When British television sitcoms get it right, I think it’s fair to say they can almost prove timeless with respect to the longevity of their characters. The BBC has a good reputation for producing plenty of quality sitcoms over the years, and of one those is Citizen Smith.
First aired in 1977, Citizen Smith starred Robert Lindsay as work-shy Tooting revolutionary Wolfie Smith who spent the next four years planning the freedom of his part of south London from the headquarters of his guerrilla organisation, the Tooting Popular Front. Said HQ was a room he rented in his girlfriend (Cheryl Hall)’s parent’s house, Hilda Braid and Peter Vaughan playing the parents in the first two series, with Tony Steedman playing dad in the final two.
Away from there, Wolfie and his band of revolutionaries, Ken, Speed and Tucker (Mike Grady, George Sweeney and Tony Millan) could be found in the local pub, owned by local villain Harry Fenning (Stephen Greif).
The series was the first to be written by John Sullivan who later went on to write Only Fools and Horses, Just Good Friends, The Green Green Grass and Rock and Chips. It was a bit of a break for Lindsay too, although a series in ITV prior to that, Get Some In brought him to prominence on the small screen.
The characters in Citizen Smith were all quite loveable in their own way, including villain Fenning and dad Charlie who completely disliked the ‘yeti’ but still let him live under his roof. Well, most of the time. The TPF’s mis-adventures were many, from kidnapping politicians to taking a tank into London in an attempt to overthrow Parliament, and while the series was definitely a child of the 70s, watching it back at home today on video it still makes me laugh – a sign of a successful package really.
Apart from the fact it’s a damn good sitcom that I enjoyed in my youth, Wolfie Smith’s chosen model of transport was an old 1950s Lambretta scooter, which as a scooter enthusiast made sure the TV series meant more to me than most from days gone by.
The Lambretta Li Series 1 was loaned to the BBC by the late Mike Karslake, a collector of Lambrettas and creator of the first Lambretta museum. After he sadly passed away in the 1900s his museum was eventually sold off; but while some of the exhibits disappeared into the ether becoming regular ridden scooters again, the more famous machines amongst them still stand out. Wolfie’s old Lambretta is one of them, its current owner both a fan of the show back in the day as well as a dedicated scooter enthusiast who is very aware of it’s provenance.

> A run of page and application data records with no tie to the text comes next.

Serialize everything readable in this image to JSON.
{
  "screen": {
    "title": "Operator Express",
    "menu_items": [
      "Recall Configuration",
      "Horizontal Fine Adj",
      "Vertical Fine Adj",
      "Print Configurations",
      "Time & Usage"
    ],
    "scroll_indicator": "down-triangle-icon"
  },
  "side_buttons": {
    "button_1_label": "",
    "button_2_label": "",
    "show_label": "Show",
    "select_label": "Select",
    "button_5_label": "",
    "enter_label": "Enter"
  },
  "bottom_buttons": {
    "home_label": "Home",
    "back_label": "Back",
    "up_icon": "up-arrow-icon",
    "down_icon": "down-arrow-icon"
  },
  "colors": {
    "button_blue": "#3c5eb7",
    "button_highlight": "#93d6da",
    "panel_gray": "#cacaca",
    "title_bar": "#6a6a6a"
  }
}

As a scooter that is still ridden today, the owner was happy to share it with readers of ScooterNova magazine, and together with some rare archive material as well as speaking with people who were involved with this scooter over the years, we have put together a fascinating article on the machine and its history from when it was first prepared for the BBC TV sitcom all those years ago.
If you want to revisit your youth or watch what you may have missed, Citizen Smith DVDs are available from a number of retail outlets, both in the high street and online.
ScooterNova magazine edition 19 is available from all good scooter shops, and also from our online shop for delivery direct to your home.
Like Wolfie’s TPF, ScooterNova is also an independent organisation, run by scooterists, although we have never stolen a tank or put laxatives in a bowl of punch.
“Power To The People!”
(all additional images – BBC promotional images)